**Task instructions**
Find the lines in the records below that contain "this", and report each of them.

(Beginning of Material supplied)

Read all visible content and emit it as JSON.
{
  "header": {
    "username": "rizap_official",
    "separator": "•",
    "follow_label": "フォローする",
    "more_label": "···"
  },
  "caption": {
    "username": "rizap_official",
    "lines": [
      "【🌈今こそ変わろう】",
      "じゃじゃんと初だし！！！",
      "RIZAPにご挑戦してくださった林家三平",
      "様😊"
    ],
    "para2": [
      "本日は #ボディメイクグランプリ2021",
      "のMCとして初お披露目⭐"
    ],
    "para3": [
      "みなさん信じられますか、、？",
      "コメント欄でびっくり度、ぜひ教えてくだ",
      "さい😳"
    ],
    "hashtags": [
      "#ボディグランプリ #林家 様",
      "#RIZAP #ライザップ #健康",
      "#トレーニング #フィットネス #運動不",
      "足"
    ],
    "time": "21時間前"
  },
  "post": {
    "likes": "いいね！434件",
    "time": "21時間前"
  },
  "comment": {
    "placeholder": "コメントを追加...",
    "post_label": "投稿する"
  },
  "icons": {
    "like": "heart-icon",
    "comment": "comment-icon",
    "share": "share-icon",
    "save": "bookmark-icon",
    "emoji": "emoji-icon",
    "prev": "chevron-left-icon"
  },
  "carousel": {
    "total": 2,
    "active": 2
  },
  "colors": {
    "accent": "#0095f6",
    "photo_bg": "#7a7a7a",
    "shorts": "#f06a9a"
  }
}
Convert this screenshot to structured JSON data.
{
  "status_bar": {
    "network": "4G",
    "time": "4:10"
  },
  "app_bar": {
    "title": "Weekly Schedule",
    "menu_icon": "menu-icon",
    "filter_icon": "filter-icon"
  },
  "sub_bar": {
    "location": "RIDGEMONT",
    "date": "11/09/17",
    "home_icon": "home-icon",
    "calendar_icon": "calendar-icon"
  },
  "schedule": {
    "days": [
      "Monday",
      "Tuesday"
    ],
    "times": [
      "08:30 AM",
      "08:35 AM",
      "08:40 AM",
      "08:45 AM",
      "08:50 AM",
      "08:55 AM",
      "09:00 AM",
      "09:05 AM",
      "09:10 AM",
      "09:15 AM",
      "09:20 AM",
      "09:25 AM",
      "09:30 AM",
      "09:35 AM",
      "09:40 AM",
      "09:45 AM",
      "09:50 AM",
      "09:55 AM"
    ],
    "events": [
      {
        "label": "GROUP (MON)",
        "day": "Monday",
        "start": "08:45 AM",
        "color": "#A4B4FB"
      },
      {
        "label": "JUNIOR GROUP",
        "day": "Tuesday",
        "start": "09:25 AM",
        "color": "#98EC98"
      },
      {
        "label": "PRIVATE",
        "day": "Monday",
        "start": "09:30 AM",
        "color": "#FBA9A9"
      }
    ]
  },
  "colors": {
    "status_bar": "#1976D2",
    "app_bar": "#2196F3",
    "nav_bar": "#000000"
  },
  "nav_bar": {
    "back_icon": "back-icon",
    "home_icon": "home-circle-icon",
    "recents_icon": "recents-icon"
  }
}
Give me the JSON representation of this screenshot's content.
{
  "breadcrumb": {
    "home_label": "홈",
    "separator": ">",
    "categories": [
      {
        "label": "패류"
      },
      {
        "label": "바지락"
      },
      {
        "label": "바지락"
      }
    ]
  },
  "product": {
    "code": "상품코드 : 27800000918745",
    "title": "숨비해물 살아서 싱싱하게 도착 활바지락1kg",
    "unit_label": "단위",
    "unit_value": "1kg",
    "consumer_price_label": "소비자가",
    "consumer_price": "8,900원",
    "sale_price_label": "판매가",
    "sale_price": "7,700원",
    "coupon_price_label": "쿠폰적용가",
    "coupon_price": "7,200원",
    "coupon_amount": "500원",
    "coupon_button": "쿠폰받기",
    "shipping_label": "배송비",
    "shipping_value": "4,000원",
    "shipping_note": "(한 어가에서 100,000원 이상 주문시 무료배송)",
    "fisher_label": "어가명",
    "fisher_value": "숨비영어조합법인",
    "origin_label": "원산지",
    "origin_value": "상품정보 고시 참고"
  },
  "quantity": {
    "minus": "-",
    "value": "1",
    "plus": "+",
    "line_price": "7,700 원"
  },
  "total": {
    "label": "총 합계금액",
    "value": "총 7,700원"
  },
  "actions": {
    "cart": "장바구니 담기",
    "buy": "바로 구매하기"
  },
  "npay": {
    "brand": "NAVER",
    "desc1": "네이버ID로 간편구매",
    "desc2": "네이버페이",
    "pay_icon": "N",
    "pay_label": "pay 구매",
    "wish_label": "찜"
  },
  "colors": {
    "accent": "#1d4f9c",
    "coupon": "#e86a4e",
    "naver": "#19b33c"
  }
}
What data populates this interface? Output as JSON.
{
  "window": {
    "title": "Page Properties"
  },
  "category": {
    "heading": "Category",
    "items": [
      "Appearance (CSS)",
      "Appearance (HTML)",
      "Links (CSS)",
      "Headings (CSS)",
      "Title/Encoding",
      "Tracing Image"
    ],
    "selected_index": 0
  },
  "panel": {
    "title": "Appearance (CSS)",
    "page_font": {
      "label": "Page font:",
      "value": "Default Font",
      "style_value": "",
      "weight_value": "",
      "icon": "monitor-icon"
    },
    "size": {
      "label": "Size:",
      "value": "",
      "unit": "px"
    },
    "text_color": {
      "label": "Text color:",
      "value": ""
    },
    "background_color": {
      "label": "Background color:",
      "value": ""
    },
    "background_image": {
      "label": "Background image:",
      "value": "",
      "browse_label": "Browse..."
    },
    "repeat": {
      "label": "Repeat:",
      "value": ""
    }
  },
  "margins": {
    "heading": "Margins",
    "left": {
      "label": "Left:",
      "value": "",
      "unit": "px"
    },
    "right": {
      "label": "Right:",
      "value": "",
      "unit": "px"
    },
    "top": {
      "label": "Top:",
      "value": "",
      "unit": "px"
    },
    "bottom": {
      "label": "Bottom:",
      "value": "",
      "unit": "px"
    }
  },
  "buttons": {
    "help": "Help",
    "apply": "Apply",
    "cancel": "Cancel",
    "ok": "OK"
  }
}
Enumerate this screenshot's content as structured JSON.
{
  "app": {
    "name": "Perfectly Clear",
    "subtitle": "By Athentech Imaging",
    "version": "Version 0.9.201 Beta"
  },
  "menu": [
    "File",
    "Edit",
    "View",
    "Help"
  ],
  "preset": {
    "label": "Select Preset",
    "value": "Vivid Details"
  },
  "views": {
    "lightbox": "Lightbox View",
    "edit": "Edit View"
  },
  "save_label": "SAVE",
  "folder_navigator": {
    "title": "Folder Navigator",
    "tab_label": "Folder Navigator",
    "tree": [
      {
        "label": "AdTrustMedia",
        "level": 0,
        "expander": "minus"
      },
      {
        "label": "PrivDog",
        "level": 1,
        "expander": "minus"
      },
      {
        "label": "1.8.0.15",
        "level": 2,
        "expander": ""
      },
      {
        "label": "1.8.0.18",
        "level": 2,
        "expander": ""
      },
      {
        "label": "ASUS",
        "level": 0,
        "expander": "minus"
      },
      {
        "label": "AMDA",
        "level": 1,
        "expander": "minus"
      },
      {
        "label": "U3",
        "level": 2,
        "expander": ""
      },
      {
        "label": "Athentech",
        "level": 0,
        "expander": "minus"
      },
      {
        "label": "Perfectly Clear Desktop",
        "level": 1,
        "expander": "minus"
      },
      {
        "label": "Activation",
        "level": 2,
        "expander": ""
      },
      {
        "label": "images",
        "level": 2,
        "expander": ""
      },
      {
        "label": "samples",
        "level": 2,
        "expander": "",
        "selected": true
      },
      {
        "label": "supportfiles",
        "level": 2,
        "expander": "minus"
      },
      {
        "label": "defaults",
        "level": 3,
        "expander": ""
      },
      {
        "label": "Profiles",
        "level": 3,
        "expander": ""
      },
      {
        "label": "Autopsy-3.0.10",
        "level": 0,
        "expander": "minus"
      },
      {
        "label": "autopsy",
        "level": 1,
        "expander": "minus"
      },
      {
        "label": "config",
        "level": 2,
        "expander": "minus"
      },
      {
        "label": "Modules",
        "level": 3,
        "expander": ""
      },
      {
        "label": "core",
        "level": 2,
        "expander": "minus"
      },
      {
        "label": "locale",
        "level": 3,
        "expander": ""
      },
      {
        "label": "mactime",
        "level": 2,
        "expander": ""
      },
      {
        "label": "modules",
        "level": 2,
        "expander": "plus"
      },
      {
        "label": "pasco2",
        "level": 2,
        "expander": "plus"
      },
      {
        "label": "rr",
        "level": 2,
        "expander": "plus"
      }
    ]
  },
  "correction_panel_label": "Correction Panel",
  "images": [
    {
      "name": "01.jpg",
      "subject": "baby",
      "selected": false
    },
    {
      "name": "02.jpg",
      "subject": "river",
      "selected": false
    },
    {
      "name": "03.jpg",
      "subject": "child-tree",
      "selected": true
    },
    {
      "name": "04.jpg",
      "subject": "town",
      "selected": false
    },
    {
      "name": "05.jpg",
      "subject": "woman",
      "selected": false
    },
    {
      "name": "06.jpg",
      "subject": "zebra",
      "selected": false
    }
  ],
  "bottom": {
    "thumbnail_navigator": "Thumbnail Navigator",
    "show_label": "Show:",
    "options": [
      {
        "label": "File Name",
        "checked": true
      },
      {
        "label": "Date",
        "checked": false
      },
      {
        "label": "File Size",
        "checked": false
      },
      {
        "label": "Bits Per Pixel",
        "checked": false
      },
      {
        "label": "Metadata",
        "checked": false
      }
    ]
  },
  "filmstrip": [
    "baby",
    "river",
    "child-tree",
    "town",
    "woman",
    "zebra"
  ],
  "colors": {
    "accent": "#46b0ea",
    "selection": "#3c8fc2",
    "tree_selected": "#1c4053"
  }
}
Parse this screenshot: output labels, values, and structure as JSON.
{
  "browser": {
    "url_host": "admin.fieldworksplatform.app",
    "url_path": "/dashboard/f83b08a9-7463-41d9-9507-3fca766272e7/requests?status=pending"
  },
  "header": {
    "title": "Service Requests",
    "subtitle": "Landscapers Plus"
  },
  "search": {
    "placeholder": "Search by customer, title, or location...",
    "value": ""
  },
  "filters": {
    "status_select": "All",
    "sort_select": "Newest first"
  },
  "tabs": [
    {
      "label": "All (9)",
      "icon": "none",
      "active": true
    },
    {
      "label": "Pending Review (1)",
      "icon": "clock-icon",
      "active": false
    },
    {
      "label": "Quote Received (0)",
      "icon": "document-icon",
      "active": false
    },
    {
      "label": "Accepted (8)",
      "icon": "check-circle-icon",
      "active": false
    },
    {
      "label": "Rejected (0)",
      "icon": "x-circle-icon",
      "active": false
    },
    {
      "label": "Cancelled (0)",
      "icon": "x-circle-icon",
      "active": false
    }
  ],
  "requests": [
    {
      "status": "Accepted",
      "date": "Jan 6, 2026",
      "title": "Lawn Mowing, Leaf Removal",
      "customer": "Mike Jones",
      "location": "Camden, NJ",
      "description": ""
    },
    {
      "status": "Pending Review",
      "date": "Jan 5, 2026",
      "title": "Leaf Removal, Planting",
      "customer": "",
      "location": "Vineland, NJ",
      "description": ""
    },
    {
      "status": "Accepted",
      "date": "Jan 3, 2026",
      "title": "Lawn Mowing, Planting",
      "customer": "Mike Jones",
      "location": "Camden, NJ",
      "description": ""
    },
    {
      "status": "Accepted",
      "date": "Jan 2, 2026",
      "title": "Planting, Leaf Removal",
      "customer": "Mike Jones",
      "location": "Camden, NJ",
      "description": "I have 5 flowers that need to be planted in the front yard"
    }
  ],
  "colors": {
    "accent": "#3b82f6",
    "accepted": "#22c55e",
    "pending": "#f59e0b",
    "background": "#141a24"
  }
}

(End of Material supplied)

**Response area**
Convert this screenshot to structured JSON data.
Give me the JSON representation of this screenshot's content.
What data populates this interface? Output as JSON.
Enumerate this screenshot's content as structured JSON.
Parse this screenshot: output labels, values, and structure as JSON.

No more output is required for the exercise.